Exercise goal:
Once every line containing "File" has been counted, report the total for the data and nothing else.

Supplied records Start Marker

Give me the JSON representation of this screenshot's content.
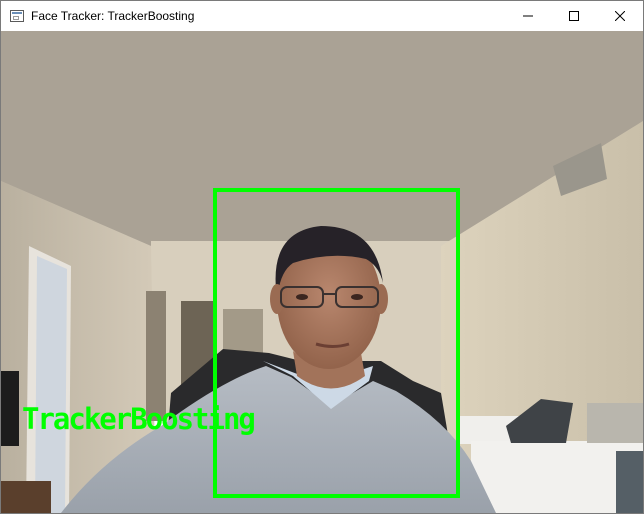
{
  "window": {
    "title": "Face Tracker: TrackerBoosting",
    "icon": "app-window-icon",
    "controls": {
      "minimize_icon": "minimize-icon",
      "maximize_icon": "maximize-icon",
      "close_icon": "close-icon"
    }
  },
  "video": {
    "tracker_label": "TrackerBoosting",
    "overlay_color": "#00ff00"
  }
}
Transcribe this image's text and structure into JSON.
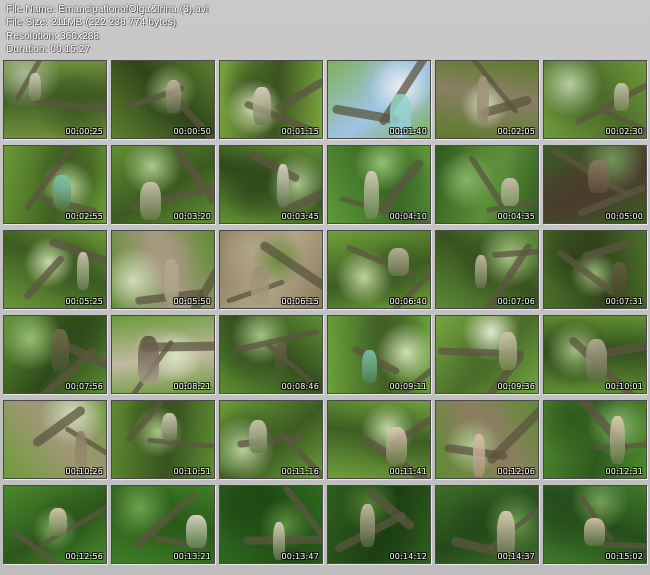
{
  "info": {
    "file_name": "File Name: EmancipationofOlga&Irina (3).avi",
    "file_size": "File Size: 211MB (222 238 774 bytes)",
    "resolution": "Resolution: 360x288",
    "duration": "Duration: 00:15:27"
  },
  "thumbnails": [
    {
      "time": "00:00:25",
      "palette": [
        "#6f8f3a",
        "#3f5a22",
        "#a7b892"
      ],
      "figure": "#d9cfc2"
    },
    {
      "time": "00:00:50",
      "palette": [
        "#5d7f2f",
        "#2f4519",
        "#9cb47a"
      ],
      "figure": "#c8b6a5"
    },
    {
      "time": "00:01:15",
      "palette": [
        "#7aa43e",
        "#3b5320",
        "#d6e2b8"
      ],
      "figure": "#e4d8c9"
    },
    {
      "time": "00:01:40",
      "palette": [
        "#7fb058",
        "#9fc4e8",
        "#e9edf0"
      ],
      "figure": "#8fd6c2"
    },
    {
      "time": "00:02:05",
      "palette": [
        "#5d7b2e",
        "#8a7f62",
        "#cfd7b9"
      ],
      "figure": "#a89a80"
    },
    {
      "time": "00:02:30",
      "palette": [
        "#6e9b3a",
        "#4c6b2a",
        "#b7cda0"
      ],
      "figure": "#d5c9bb"
    },
    {
      "time": "00:02:55",
      "palette": [
        "#6b9a35",
        "#3e5e22",
        "#b9d39a"
      ],
      "figure": "#7fc8b4"
    },
    {
      "time": "00:03:20",
      "palette": [
        "#5f8e33",
        "#3b5a20",
        "#aac98a"
      ],
      "figure": "#d8c9b7"
    },
    {
      "time": "00:03:45",
      "palette": [
        "#638f35",
        "#2f4a1b",
        "#a9c48b"
      ],
      "figure": "#e8e0d4"
    },
    {
      "time": "00:04:10",
      "palette": [
        "#5f9a3a",
        "#3a6a25",
        "#94c070"
      ],
      "figure": "#e0d2c4"
    },
    {
      "time": "00:04:35",
      "palette": [
        "#2f5a1f",
        "#5c8f3a",
        "#86b466"
      ],
      "figure": "#d8c4bb"
    },
    {
      "time": "00:05:00",
      "palette": [
        "#3a5e25",
        "#4a3c2c",
        "#72955a"
      ],
      "figure": "#8d7a60"
    },
    {
      "time": "00:05:25",
      "palette": [
        "#6a9838",
        "#3c5b22",
        "#c9dba8"
      ],
      "figure": "#d8cfc0"
    },
    {
      "time": "00:05:50",
      "palette": [
        "#5e8b32",
        "#a89a82",
        "#cfdcb9"
      ],
      "figure": "#b7aa95"
    },
    {
      "time": "00:06:15",
      "palette": [
        "#8a7c5e",
        "#b0a585",
        "#6a8a3a"
      ],
      "figure": "#9a8f72"
    },
    {
      "time": "00:06:40",
      "palette": [
        "#6fa23c",
        "#3d5c22",
        "#c0d49c"
      ],
      "figure": "#c9b8a8"
    },
    {
      "time": "00:07:06",
      "palette": [
        "#5c8b34",
        "#37521f",
        "#a7c283"
      ],
      "figure": "#d3c4b2"
    },
    {
      "time": "00:07:31",
      "palette": [
        "#4c6f2a",
        "#2f4319",
        "#9cb579"
      ],
      "figure": "#6a5a45"
    },
    {
      "time": "00:07:56",
      "palette": [
        "#5a8d30",
        "#2e4a1a",
        "#98bd72"
      ],
      "figure": "#7a6a52"
    },
    {
      "time": "00:08:21",
      "palette": [
        "#6a9a3a",
        "#c2b9a2",
        "#d8e3c2"
      ],
      "figure": "#5a4d3d"
    },
    {
      "time": "00:08:46",
      "palette": [
        "#5c8e32",
        "#354f1e",
        "#a4c382"
      ],
      "figure": "#6d5f4c"
    },
    {
      "time": "00:09:11",
      "palette": [
        "#6aa23a",
        "#405f24",
        "#cfe0b0"
      ],
      "figure": "#7fcbb5"
    },
    {
      "time": "00:09:36",
      "palette": [
        "#74a53e",
        "#4a6d2a",
        "#e1e8cf"
      ],
      "figure": "#d8c7b0"
    },
    {
      "time": "00:10:01",
      "palette": [
        "#5f8f32",
        "#344e1d",
        "#a2c07e"
      ],
      "figure": "#b9ad98"
    },
    {
      "time": "00:10:26",
      "palette": [
        "#6c9c3a",
        "#a29777",
        "#d0dcbc"
      ],
      "figure": "#8a7e64"
    },
    {
      "time": "00:10:51",
      "palette": [
        "#5d8a31",
        "#38521f",
        "#a8c288"
      ],
      "figure": "#e0d4c4"
    },
    {
      "time": "00:11:16",
      "palette": [
        "#6a9c38",
        "#3c5b22",
        "#b7cf98"
      ],
      "figure": "#d7cdbd"
    },
    {
      "time": "00:11:41",
      "palette": [
        "#6f9f3b",
        "#3e5e23",
        "#c3d7a2"
      ],
      "figure": "#e2c9b6"
    },
    {
      "time": "00:12:06",
      "palette": [
        "#5e8c33",
        "#8c7e60",
        "#b0c891"
      ],
      "figure": "#dcc1ad"
    },
    {
      "time": "00:12:31",
      "palette": [
        "#4f8a2e",
        "#2f5a1d",
        "#88b66a"
      ],
      "figure": "#e6cdb8"
    },
    {
      "time": "00:12:56",
      "palette": [
        "#4a8a2c",
        "#2c571b",
        "#7fb25f"
      ],
      "figure": "#e8d0bd"
    },
    {
      "time": "00:13:21",
      "palette": [
        "#3f7e26",
        "#2a5a19",
        "#6ea44f"
      ],
      "figure": "#efe3d4"
    },
    {
      "time": "00:13:47",
      "palette": [
        "#2f6a1f",
        "#1f4a14",
        "#5a8e3e"
      ],
      "figure": "#e7d6c6"
    },
    {
      "time": "00:14:12",
      "palette": [
        "#2f5e1e",
        "#1c3f12",
        "#4f7d35"
      ],
      "figure": "#d6c1ae"
    },
    {
      "time": "00:14:37",
      "palette": [
        "#3c6e26",
        "#25491a",
        "#6a9a4c"
      ],
      "figure": "#e9d3c2"
    },
    {
      "time": "00:15:02",
      "palette": [
        "#3f7a2a",
        "#264d1b",
        "#739f56"
      ],
      "figure": "#e4c9b5"
    }
  ]
}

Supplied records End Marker

Problem solution:
2